SOURCE INFORMATION ::
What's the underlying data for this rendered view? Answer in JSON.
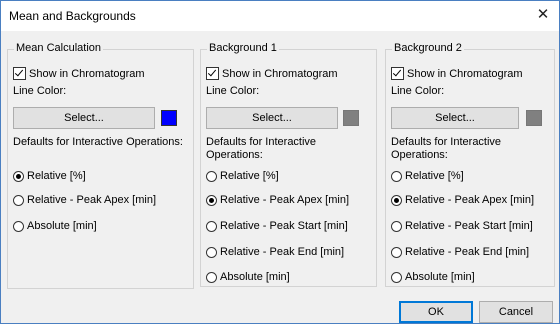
{
  "window": {
    "title": "Mean and Backgrounds",
    "close_glyph": "✕"
  },
  "groups": [
    {
      "legend": "Mean Calculation",
      "show_label": "Show in Chromatogram",
      "show_checked": true,
      "line_color_label": "Line Color:",
      "select_label": "Select...",
      "swatch_color": "#0000ff",
      "defaults_label": "Defaults for Interactive Operations:",
      "options": [
        {
          "label": "Relative [%]",
          "selected": true
        },
        {
          "label": "Relative - Peak Apex [min]",
          "selected": false
        },
        {
          "label": "Absolute [min]",
          "selected": false
        }
      ]
    },
    {
      "legend": "Background 1",
      "show_label": "Show in Chromatogram",
      "show_checked": true,
      "line_color_label": "Line Color:",
      "select_label": "Select...",
      "swatch_color": "#808080",
      "defaults_label": "Defaults for Interactive Operations:",
      "options": [
        {
          "label": "Relative [%]",
          "selected": false
        },
        {
          "label": "Relative - Peak Apex [min]",
          "selected": true
        },
        {
          "label": "Relative - Peak Start [min]",
          "selected": false
        },
        {
          "label": "Relative - Peak End [min]",
          "selected": false
        },
        {
          "label": "Absolute [min]",
          "selected": false
        }
      ]
    },
    {
      "legend": "Background 2",
      "show_label": "Show in Chromatogram",
      "show_checked": true,
      "line_color_label": "Line Color:",
      "select_label": "Select...",
      "swatch_color": "#808080",
      "defaults_label": "Defaults for Interactive Operations:",
      "options": [
        {
          "label": "Relative [%]",
          "selected": false
        },
        {
          "label": "Relative - Peak Apex [min]",
          "selected": true
        },
        {
          "label": "Relative - Peak Start [min]",
          "selected": false
        },
        {
          "label": "Relative - Peak End [min]",
          "selected": false
        },
        {
          "label": "Absolute [min]",
          "selected": false
        }
      ]
    }
  ],
  "footer": {
    "ok_label": "OK",
    "cancel_label": "Cancel"
  }
}
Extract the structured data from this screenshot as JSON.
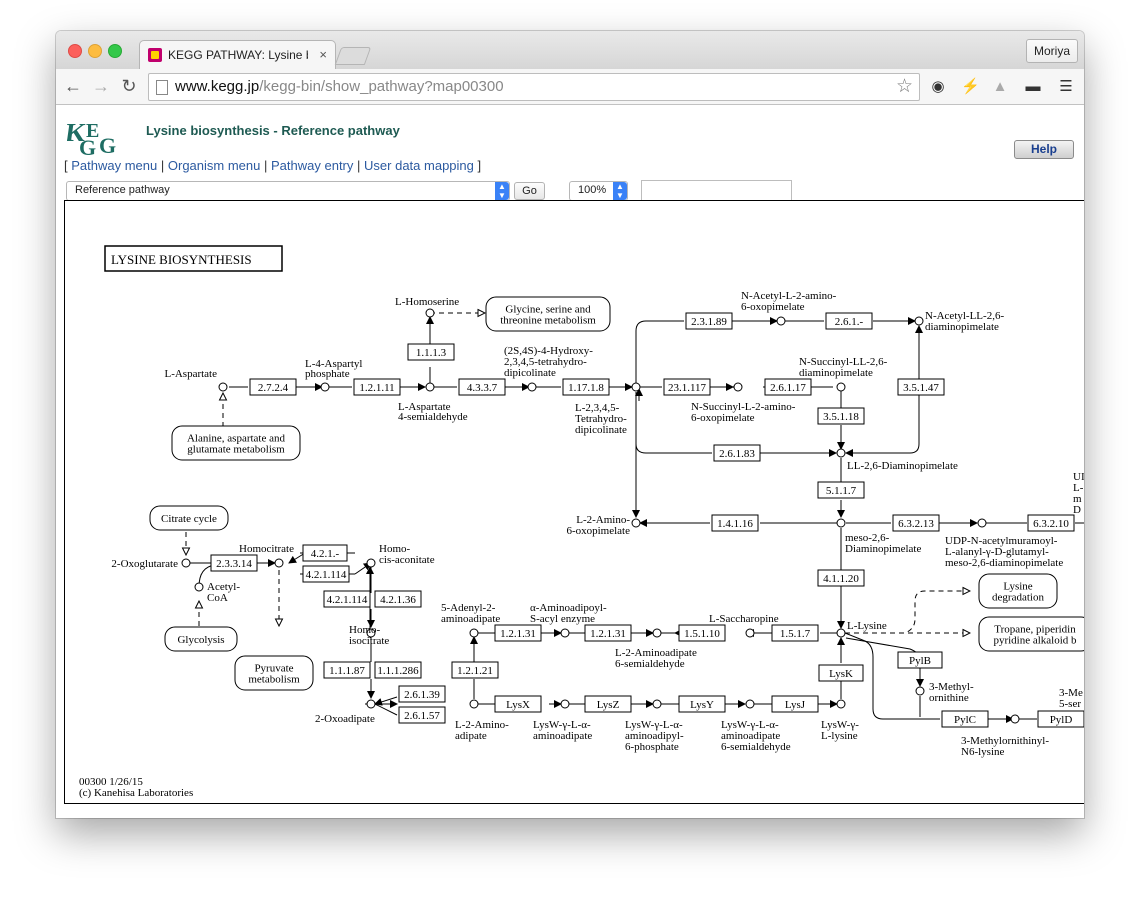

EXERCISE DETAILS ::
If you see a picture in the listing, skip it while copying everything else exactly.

WRITTEN ANSWER ::
What's the underlying data for this rendered view? Answer in JSON.
{
  "window": {
    "title": "Mean and Backgrounds",
    "close_glyph": "✕"
  },
  "groups": [
    {
      "legend": "Mean Calculation",
      "show_label": "Show in Chromatogram",
      "show_checked": true,
      "line_color_label": "Line Color:",
      "select_label": "Select...",
      "swatch_color": "#0000ff",
      "defaults_label": "Defaults for Interactive Operations:",
      "options": [
        {
          "label": "Relative [%]",
          "selected": true
        },
        {
          "label": "Relative - Peak Apex [min]",
          "selected": false
        },
        {
          "label": "Absolute [min]",
          "selected": false
        }
      ]
    },
    {
      "legend": "Background 1",
      "show_label": "Show in Chromatogram",
      "show_checked": true,
      "line_color_label": "Line Color:",
      "select_label": "Select...",
      "swatch_color": "#808080",
      "defaults_label": "Defaults for Interactive Operations:",
      "options": [
        {
          "label": "Relative [%]",
          "selected": false
        },
        {
          "label": "Relative - Peak Apex [min]",
          "selected": true
        },
        {
          "label": "Relative - Peak Start [min]",
          "selected": false
        },
        {
          "label": "Relative - Peak End [min]",
          "selected": false
        },
        {
          "label": "Absolute [min]",
          "selected": false
        }
      ]
    },
    {
      "legend": "Background 2",
      "show_label": "Show in Chromatogram",
      "show_checked": true,
      "line_color_label": "Line Color:",
      "select_label": "Select...",
      "swatch_color": "#808080",
      "defaults_label": "Defaults for Interactive Operations:",
      "options": [
        {
          "label": "Relative [%]",
          "selected": false
        },
        {
          "label": "Relative - Peak Apex [min]",
          "selected": true
        },
        {
          "label": "Relative - Peak Start [min]",
          "selected": false
        },
        {
          "label": "Relative - Peak End [min]",
          "selected": false
        },
        {
          "label": "Absolute [min]",
          "selected": false
        }
      ]
    }
  ],
  "footer": {
    "ok_label": "OK",
    "cancel_label": "Cancel"
  }
}
Extract the structured data from this screenshot as JSON.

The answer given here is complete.